Now we covered this example earlier in the Interactions course when we covered triggers and animations. But we’ll build this interaction from scratch.

Our goal (as we scroll) is to have the text Let’s Go move to the left and fade out, while at the same time, the text Outside will move to the right and fade out.

So. Let’s set up a page scroll animation. (Keep in mind, we’re demoing this on a page scroll, but we could set up the section to serve as the trigger instead.)

Alright. When we’re scrolling through the page, we want to play a scroll animation. What scroll animation? The one we’re creating and naming right now. It’s going to have two steps — two sets of actions. The first actions are going to be super boring. Because we’re simply creating keyframes that say, “hey, we’re not moving at all.” Or, “we have full opacity.” And the reason we’re having to create these (and we’re doing it on each element) is that we need a starting point. (We need to specify that our elements are supposed to start at this position and that our elements are supposed to be fully opaque.) So our page scroll animation has begun. But only sort of. We’re halfway there.

We need a second point. Let’s tell our Text Background (the Let’s Go text) that at 100%, we’ll move left — the text will move left 900 pixels. And since we want this to sort of fade out, we can add another action for opacity. (We can set the opacity to 0% so that when the page is fully scrolled down, the text will be fully-transparent.)
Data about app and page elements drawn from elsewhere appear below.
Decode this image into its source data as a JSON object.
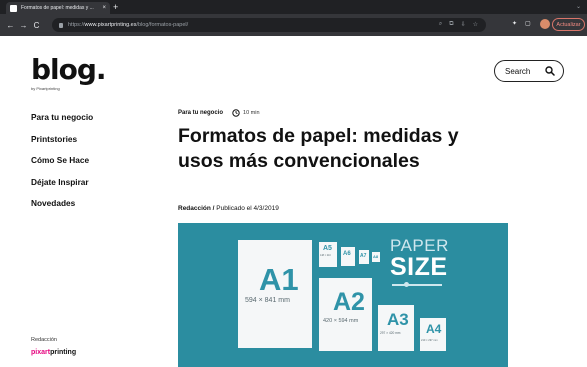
{
  "browser": {
    "tab_title": "Formatos de papel: medidas y ...",
    "tab_close": "×",
    "new_tab": "+",
    "nav": {
      "back": "←",
      "forward": "→",
      "reload": "C"
    },
    "url_scheme": "https://",
    "url_host": "www.pixartprinting.es",
    "url_path": "/blog/formatos-papel/",
    "update_label": "Actualizar",
    "icons": [
      "search-icon",
      "share-icon",
      "install-icon",
      "star-icon",
      "puzzle-icon",
      "sidebar-icon"
    ]
  },
  "site": {
    "logo": "blog.",
    "logo_tagline": "by Pixartprinting",
    "search_label": "Search"
  },
  "nav": {
    "items": [
      {
        "label": "Para tu negocio"
      },
      {
        "label": "Printstories"
      },
      {
        "label": "Cómo Se Hace"
      },
      {
        "label": "Déjate Inspirar"
      },
      {
        "label": "Novedades"
      }
    ]
  },
  "footer": {
    "label": "Redacción",
    "brand_prefix": "pixart",
    "brand_suffix": "printing",
    "brand_accent": "#e5007d"
  },
  "article": {
    "category": "Para tu negocio",
    "read_time": "10 min",
    "title": "Formatos de papel: medidas y usos más convencionales",
    "author": "Redacción /",
    "published": " Publicado el 4/3/2019",
    "hero": {
      "background": "#2b8da0",
      "word_paper": "PAPER",
      "word_size": "SIZE",
      "sheets": [
        {
          "label": "A1",
          "dim": "594 × 841 mm"
        },
        {
          "label": "A2",
          "dim": "420 × 594 mm"
        },
        {
          "label": "A3",
          "dim": "297 × 420 mm"
        },
        {
          "label": "A4",
          "dim": "210 × 297 mm"
        },
        {
          "label": "A5",
          "dim": "148 × 210"
        },
        {
          "label": "A6",
          "dim": ""
        },
        {
          "label": "A7",
          "dim": ""
        },
        {
          "label": "A8",
          "dim": ""
        }
      ]
    }
  }
}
And if the top text is moving left 900 pixels, then we can set another move (this time on the bottom text, which says “Outside”) — we’ll set that one to move to the right 900 pixels. And to even things out, we’ll create one last action for opacity. Just like the top text, let’s set the opacity to 0%.

If we enable Live Preview? This functions perfectly on scroll. Just as expected. Now we can always select multiple points (we’re using COMMAND on the Mac or CONTROL on Windows to select multiple actions one-at-a-time). We can drag these together so the opacity effect is more obvious on scroll. (Instead of getting to 0 when the page is fully scrolled down, it’ll reach that point sooner.)
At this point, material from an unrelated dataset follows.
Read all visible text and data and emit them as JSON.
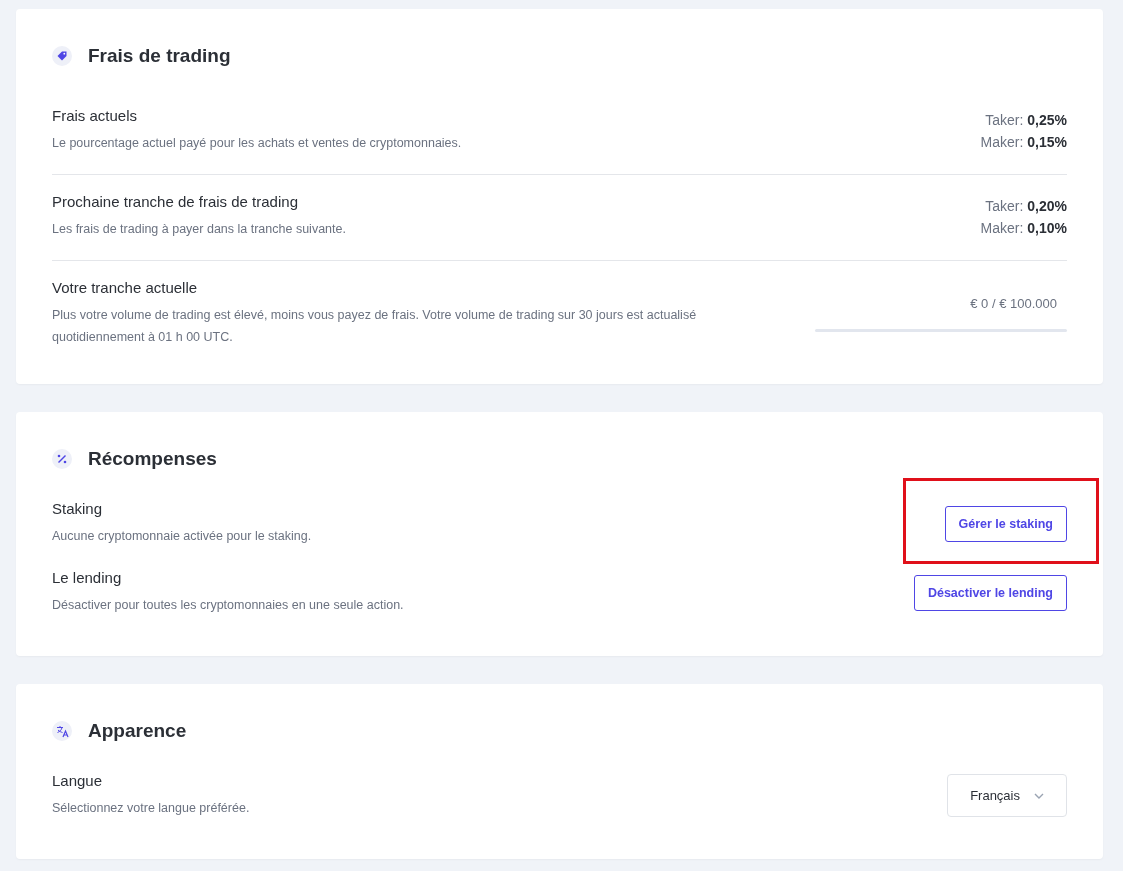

We can also affect smoothing. We can add a damping effect from our trigger controls, which will really smooth things out. As we know: the higher the percentage, the longer the lag. Sometimes a gentle smoothing here is great if we want this movement to be more obvious and less jumpy if we’re using a scroll wheel or if we’re quickly moving around the page.
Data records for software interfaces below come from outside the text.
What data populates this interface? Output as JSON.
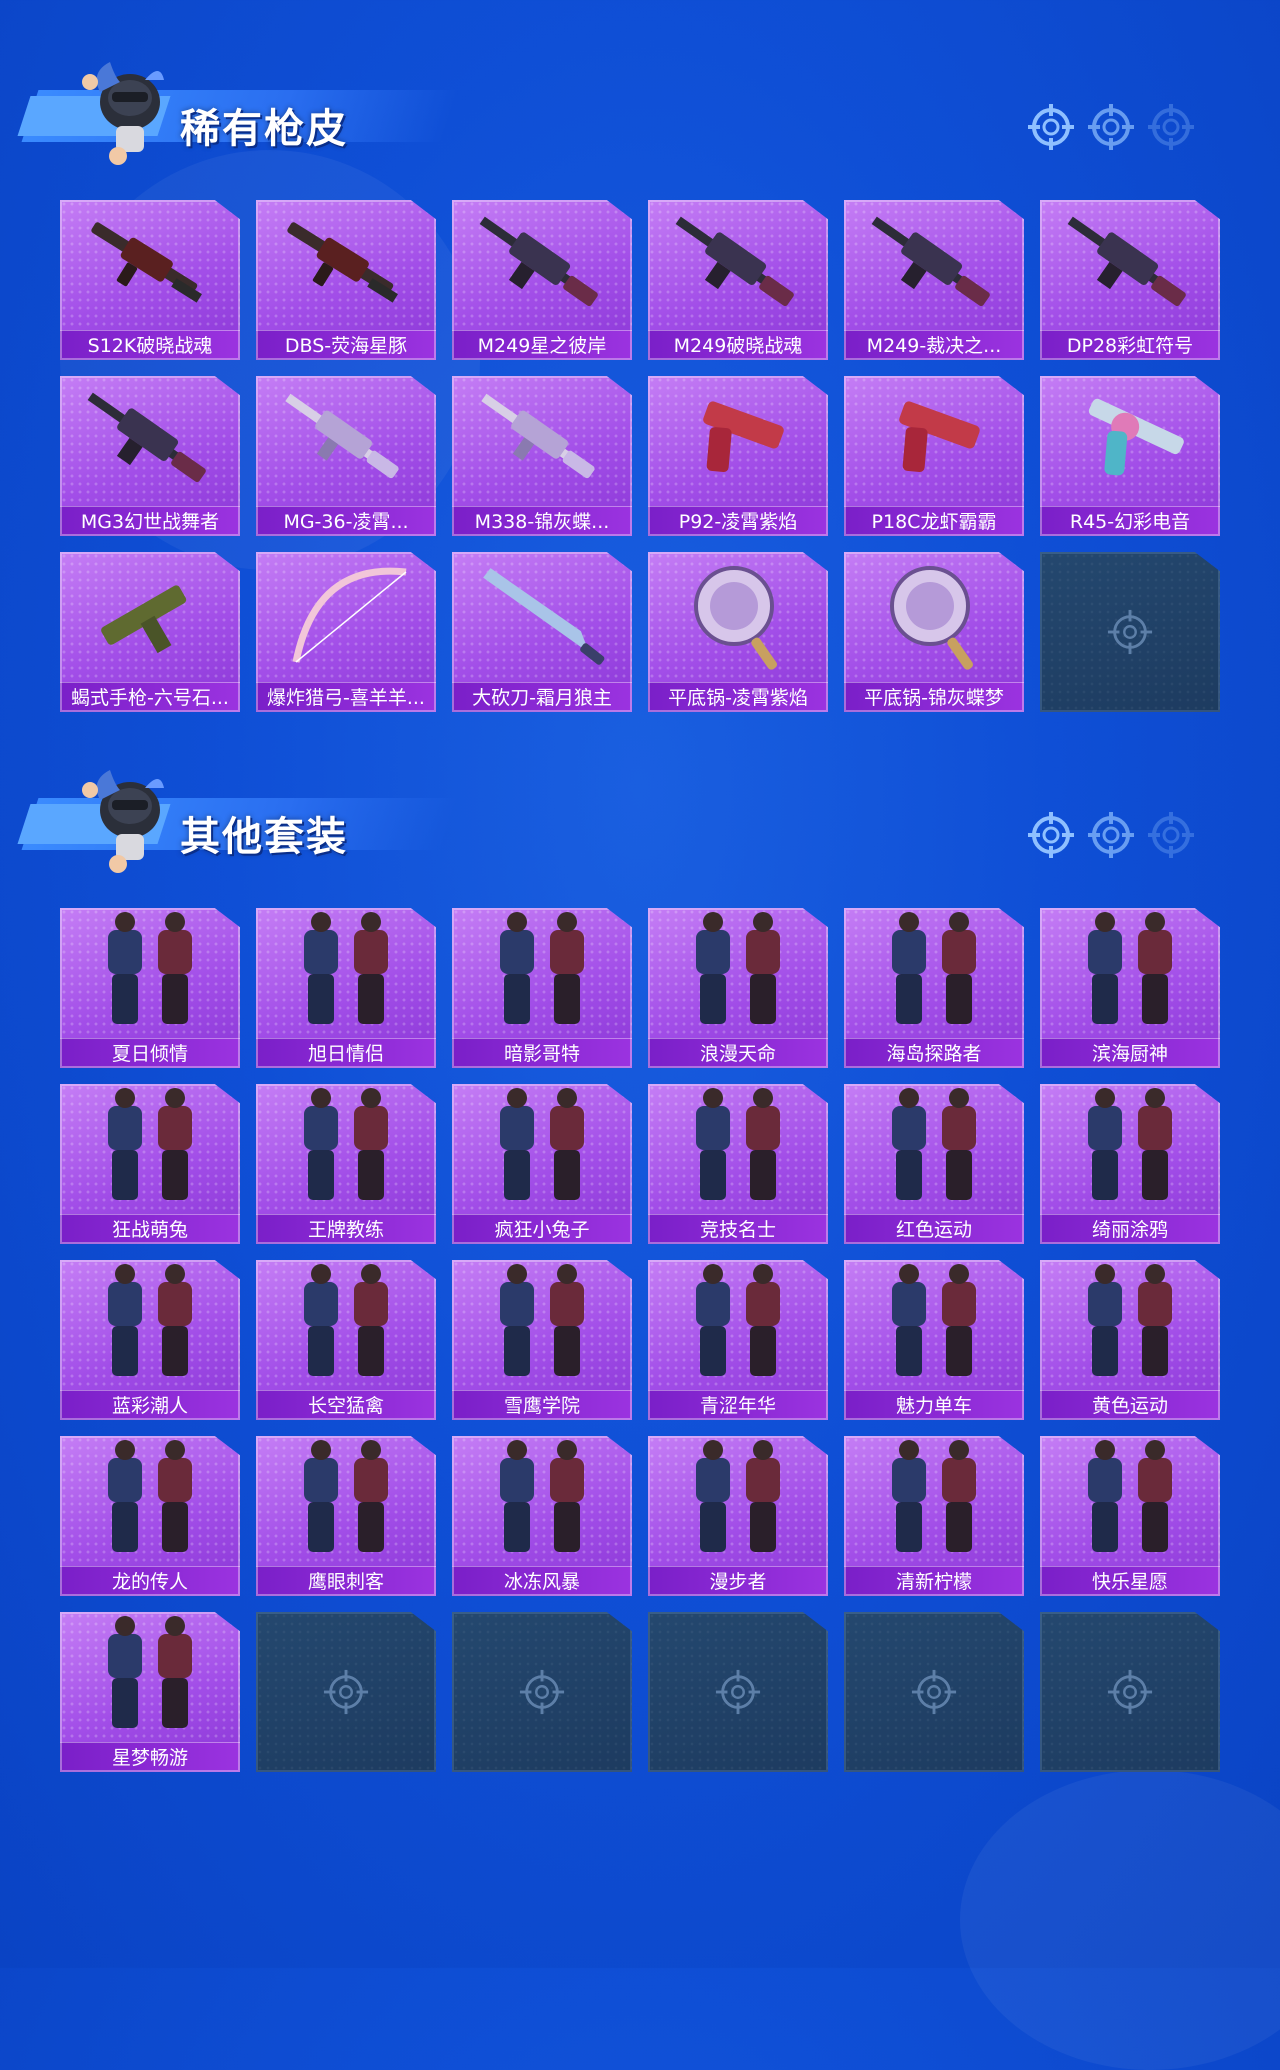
{
  "colors": {
    "background": "#0f4fd6",
    "card_purple": "#a24ee8",
    "label_purple": "#7a1fc8",
    "empty_slot": "#1d3b60",
    "title_text": "#ffffff"
  },
  "sections": [
    {
      "title": "稀有枪皮",
      "icon": "soldier-mascot-icon",
      "items": [
        {
          "label": "S12K破晓战魂",
          "icon": "shotgun-icon"
        },
        {
          "label": "DBS-荧海星豚",
          "icon": "shotgun-icon"
        },
        {
          "label": "M249星之彼岸",
          "icon": "machine-gun-icon"
        },
        {
          "label": "M249破晓战魂",
          "icon": "machine-gun-icon"
        },
        {
          "label": "M249-裁决之...",
          "icon": "machine-gun-icon"
        },
        {
          "label": "DP28彩虹符号",
          "icon": "machine-gun-icon"
        },
        {
          "label": "MG3幻世战舞者",
          "icon": "machine-gun-icon"
        },
        {
          "label": "MG-36-凌霄...",
          "icon": "rifle-icon"
        },
        {
          "label": "M338-锦灰蝶...",
          "icon": "rifle-icon"
        },
        {
          "label": "P92-凌霄紫焰",
          "icon": "pistol-icon"
        },
        {
          "label": "P18C龙虾霸霸",
          "icon": "pistol-icon"
        },
        {
          "label": "R45-幻彩电音",
          "icon": "revolver-icon"
        },
        {
          "label": "蝎式手枪-六号石...",
          "icon": "smg-icon"
        },
        {
          "label": "爆炸猎弓-喜羊羊...",
          "icon": "bow-icon"
        },
        {
          "label": "大砍刀-霜月狼主",
          "icon": "machete-icon"
        },
        {
          "label": "平底锅-凌霄紫焰",
          "icon": "pan-icon"
        },
        {
          "label": "平底锅-锦灰蝶梦",
          "icon": "pan-icon"
        }
      ],
      "empty_slots": 1
    },
    {
      "title": "其他套装",
      "icon": "soldier-mascot-icon",
      "items": [
        {
          "label": "夏日倾情",
          "icon": "outfit-icon"
        },
        {
          "label": "旭日情侣",
          "icon": "outfit-icon"
        },
        {
          "label": "暗影哥特",
          "icon": "outfit-icon"
        },
        {
          "label": "浪漫天命",
          "icon": "outfit-icon"
        },
        {
          "label": "海岛探路者",
          "icon": "outfit-icon"
        },
        {
          "label": "滨海厨神",
          "icon": "outfit-icon"
        },
        {
          "label": "狂战萌兔",
          "icon": "outfit-icon"
        },
        {
          "label": "王牌教练",
          "icon": "outfit-icon"
        },
        {
          "label": "疯狂小兔子",
          "icon": "outfit-icon"
        },
        {
          "label": "竞技名士",
          "icon": "outfit-icon"
        },
        {
          "label": "红色运动",
          "icon": "outfit-icon"
        },
        {
          "label": "绮丽涂鸦",
          "icon": "outfit-icon"
        },
        {
          "label": "蓝彩潮人",
          "icon": "outfit-icon"
        },
        {
          "label": "长空猛禽",
          "icon": "outfit-icon"
        },
        {
          "label": "雪鹰学院",
          "icon": "outfit-icon"
        },
        {
          "label": "青涩年华",
          "icon": "outfit-icon"
        },
        {
          "label": "魅力单车",
          "icon": "outfit-icon"
        },
        {
          "label": "黄色运动",
          "icon": "outfit-icon"
        },
        {
          "label": "龙的传人",
          "icon": "outfit-icon"
        },
        {
          "label": "鹰眼刺客",
          "icon": "outfit-icon"
        },
        {
          "label": "冰冻风暴",
          "icon": "outfit-icon"
        },
        {
          "label": "漫步者",
          "icon": "outfit-icon"
        },
        {
          "label": "清新柠檬",
          "icon": "outfit-icon"
        },
        {
          "label": "快乐星愿",
          "icon": "outfit-icon"
        },
        {
          "label": "星梦畅游",
          "icon": "outfit-icon"
        }
      ],
      "empty_slots": 5
    }
  ]
}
Now scroll-based animations can work for other properties, too. But in this case, we’ve horizontally moved (and faded) these elements based on our page scroll position.